No. 7925934. Sgt. Greenwood, R.T.
9th Battn. R.T.R.


Saturday evening

Jessie Mine, Thank you for the parcel – it arrived today… and now I have enough reading matter to last for ages. I have put the pamphlets in the mess: at first, there were a few mystified comments as to where all the “communist dope” had come from, but I claimed ownership and this seemed to silence all further argument. I notice that two or three sergeants are already reading the “dope”!

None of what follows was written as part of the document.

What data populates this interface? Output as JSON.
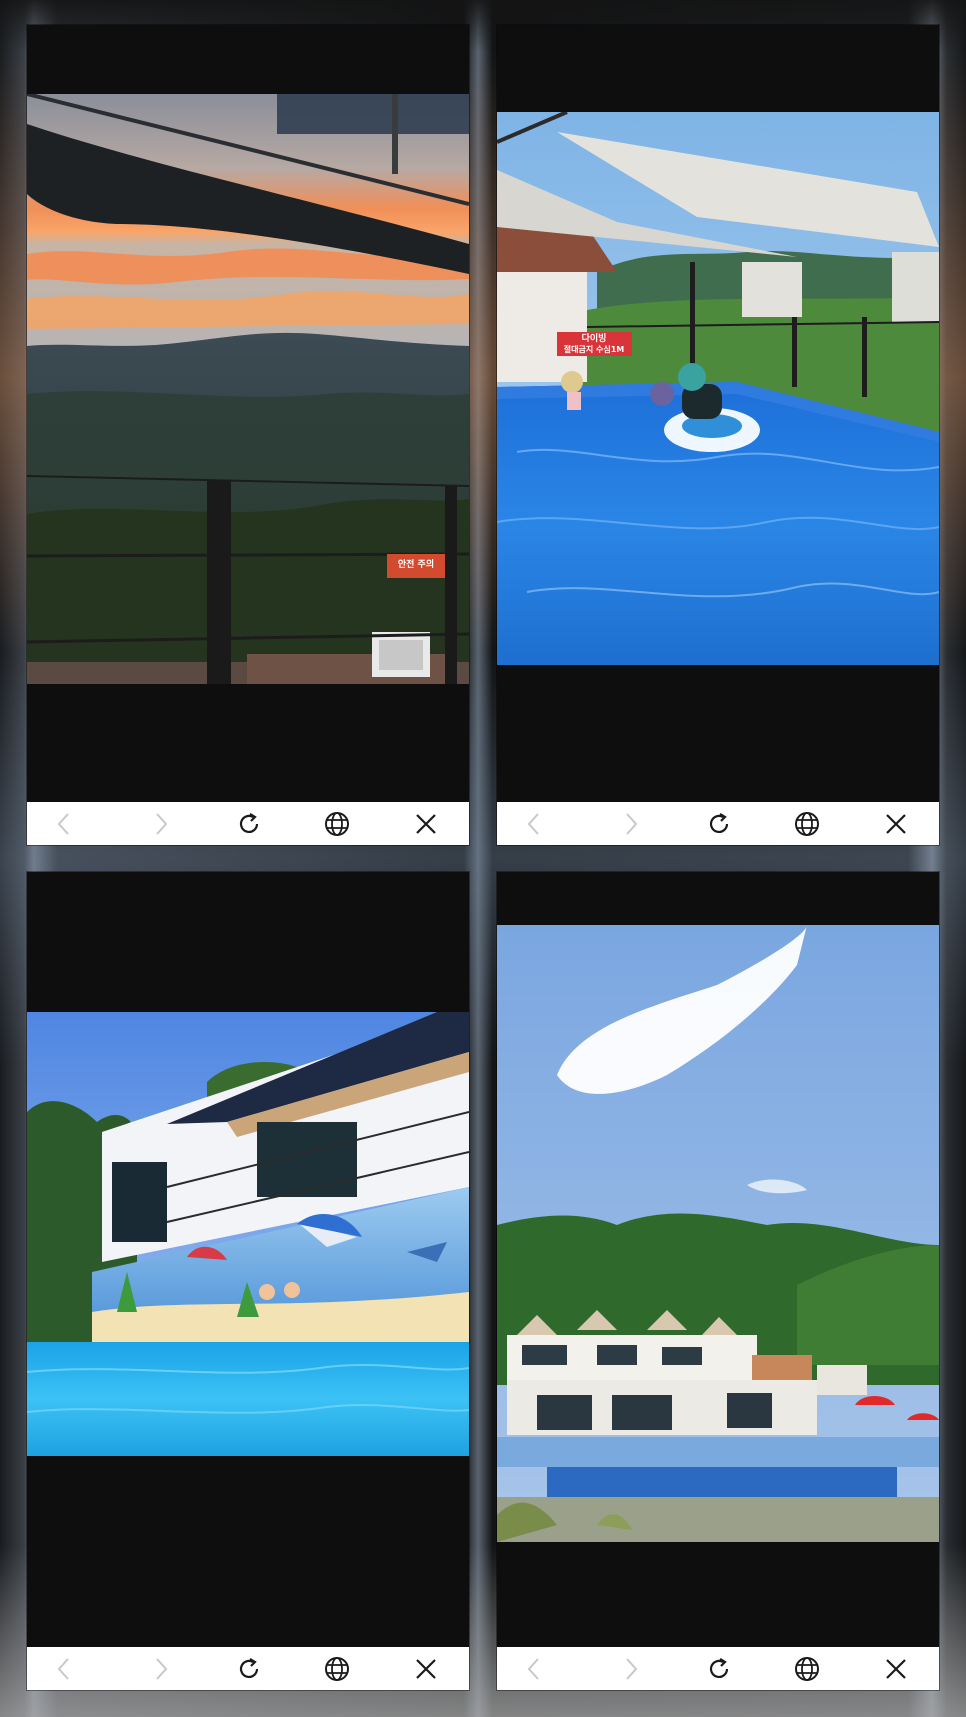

Am I right in assuming that you are taking the Guardian Weekly, as well as Time and Tide, every week? You have already told me about the latter… and I regarded it as good news. It is good to hear that you are trying to keep in touch with outside affairs, in spite of having a home and baby on your hands… as well as an absent husband on your mind.

The shirts are O.K. darling… and the tie is hunky-dory… just the ticket. Now I will be able to dress a little more respectably for my home-coming!!!

Jess… just beyond this window where I am writing, there is a large shrub… a lilac tree… and this lilac tree is now literally covered with blossom… that lovely purply-blue blossom which we know so well. It is a beautiful sight: I had to tell you about it.

I was in the garden at the rear of the house this afternoon… and I heard a queer rustling sound beyond a nearby wooden shed. I went to investigate… and I found a little fair-haired girl of about eight years struggling with a branch of a lilac tree from which she was plucking the blossom:- with her was a little toddler of about two years… a bonny little chap with large blue eyes and fat little knees: in his hand were two or three sprays of blossom. When the girl saw me, she looked rather terrified and mumbled a mouthful of German… presumably an explanation of her presence in “our” garden. But the little boy wasn’t scared: he just looked at me with those lovely eyes and held up his flowers proudly. I smelled them, and said they were good… and beckoned to the girl to carry on. I would have liked to help her reach the higher blossoms… but “reason” says we mustn’t fraternise under any circumstances… I left them… and thought of the day when there would be no “reason” preventing me from plucking lilac blossoms for my own little blue-eyed boy. Next year… Oh! how I long for you both, darling:- but we will all be together this time next year: And there will be lots of blossom in our home… our happy home.

How I laughed when I read of Barry’s little misbehaviour with the nurse! You do say things in a funny way, don’t you darling. Now that he has acquired this special aptitude, you will have to watch yourself: I should hate to read that you had received an eye-full from him. I laughed too when I read of your visit to the tripe shop. What a wife I have!! And what lovely daft things she does!! But how I love her for it! Did you enjoy that tripe-cow-heel thing, Jess? I’ll bet it was awful-!

I am still living in the home of the one time Nazi… enjoying the comfort of his fairly luxurious home. It makes a fine sergeants’ mess, with its well equipped kitchen for our cook, large dining room for the dozen or so sergeants of the squadron… and there is even a ‘service hatch’ for our waiter. We don’t know where the owner of the house has gone to: he disappeared before we arrived. Perhaps we will be arresting him one of these days: We ‘collect’ quite a few civilians every day because their papers are not in order, or because they haven’t any at all. Many of them confess immediately to being deserters from the Wehrmacht… Others confess… after cross-questioning etc. They are all sent away to P.O.W. cages. One surprising feature of many of these arrests is the apparent eagerness of the culprits to get into custody. Sometimes, their wives and families come out and bid them a laughing good-bye. I believe the shortage of food and accommodation is the main reason for this strange state of affairs. The prisoners, and their families, know that we treat prisoners well:- and the temporary absence of one member from a family means all the more food for the rest. It is the same with accommodation… one body less in a wretched little cellar or other hovel leaves more “lebensraum” for the others.

There are, of course, prisoners who only ‘surrender’ reluctantly. Perhaps they have risked everything and endured terrible ordeals in order to desert the army and get back to their families… But we cannot tolerate excuses, or allow sentiment to interfere with measures adopted for the safety of our army… It is an unpleasant job… but there are many worse.

I was out rather late last evening, Jess: it was actually 12.15am when I left the sergeants’ mess to go to my own billet about a hundred yards down the road. And whilst I was making this journey, I heard a sound – or rather two sounds – that made me wonder whether I was sober: Firstly I heard a nightingale… that was a happy surprise… but a few moments later I heard a cuckoo! A cuckoo, mind you, cuckoo-ing after midnight. I still wonder whether I was dreaming, but I wasn’t really… I have not heard any werewolves yet… I don’t s’pose I am likely to, either… But I will let you know if I do.

Good night, Jess…

Give little Barry a big hug for me…

And ask him to give his mummy a big kiss… for daddy..

I love you…


Your Trevy.

P.S. I have another letter from Francoise, at Limont. Will send it when I have replied. T.